Assignment:
Copy every record word for word. The images stay behind.

------

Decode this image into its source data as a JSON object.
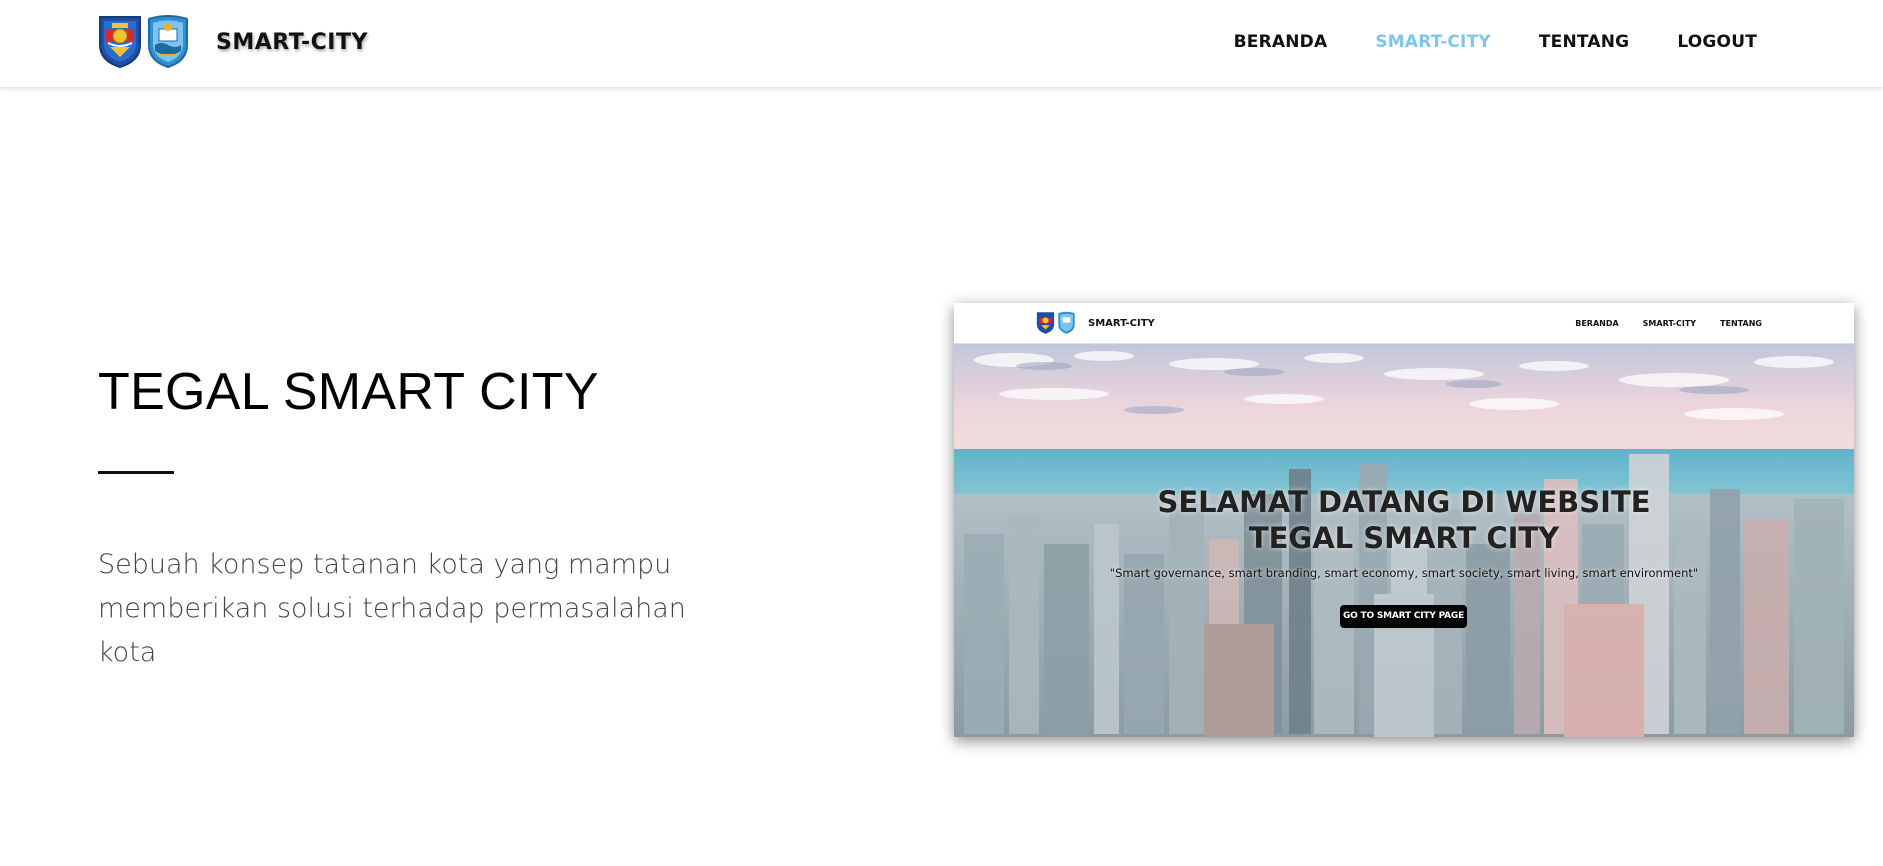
{
  "navbar": {
    "brand_title": "SMART-CITY",
    "links": [
      "BERANDA",
      "SMART-CITY",
      "TENTANG",
      "LOGOUT"
    ],
    "active_link": "SMART-CITY"
  },
  "hero": {
    "title": "TEGAL SMART CITY",
    "description": "Sebuah konsep tatanan kota yang mampu memberikan solusi terhadap permasalahan kota"
  },
  "preview": {
    "brand_title": "SMART-CITY",
    "links": [
      "BERANDA",
      "SMART-CITY",
      "TENTANG"
    ],
    "welcome_line1": "SELAMAT DATANG DI WEBSITE",
    "welcome_line2": "TEGAL SMART CITY",
    "subtitle": "\"Smart governance, smart branding, smart economy, smart society, smart living, smart environment\"",
    "button_label": "GO TO SMART CITY PAGE"
  },
  "colors": {
    "active_link": "#7fc6ee",
    "text": "#111111",
    "crest_blue": "#2a56a8",
    "crest_gold": "#e6b422",
    "crest_teal": "#3a9ad6"
  },
  "icons": [
    "tegal-city-crest-icon",
    "central-java-crest-icon"
  ]
}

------

Exercise solution:
Decode this image into its source data as a JSON object.
{
  "navbar": {
    "brand_title": "SMART-CITY",
    "links": [
      "BERANDA",
      "SMART-CITY",
      "TENTANG",
      "LOGOUT"
    ],
    "active_link": "SMART-CITY"
  },
  "hero": {
    "title": "TEGAL SMART CITY",
    "description": "Sebuah konsep tatanan kota yang mampu memberikan solusi terhadap permasalahan kota"
  },
  "preview": {
    "brand_title": "SMART-CITY",
    "links": [
      "BERANDA",
      "SMART-CITY",
      "TENTANG"
    ],
    "welcome_line1": "SELAMAT DATANG DI WEBSITE",
    "welcome_line2": "TEGAL SMART CITY",
    "subtitle": "\"Smart governance, smart branding, smart economy, smart society, smart living, smart environment\"",
    "button_label": "GO TO SMART CITY PAGE"
  },
  "colors": {
    "active_link": "#7fc6ee",
    "text": "#111111",
    "crest_blue": "#2a56a8",
    "crest_gold": "#e6b422",
    "crest_teal": "#3a9ad6"
  },
  "icons": [
    "tegal-city-crest-icon",
    "central-java-crest-icon"
  ]
}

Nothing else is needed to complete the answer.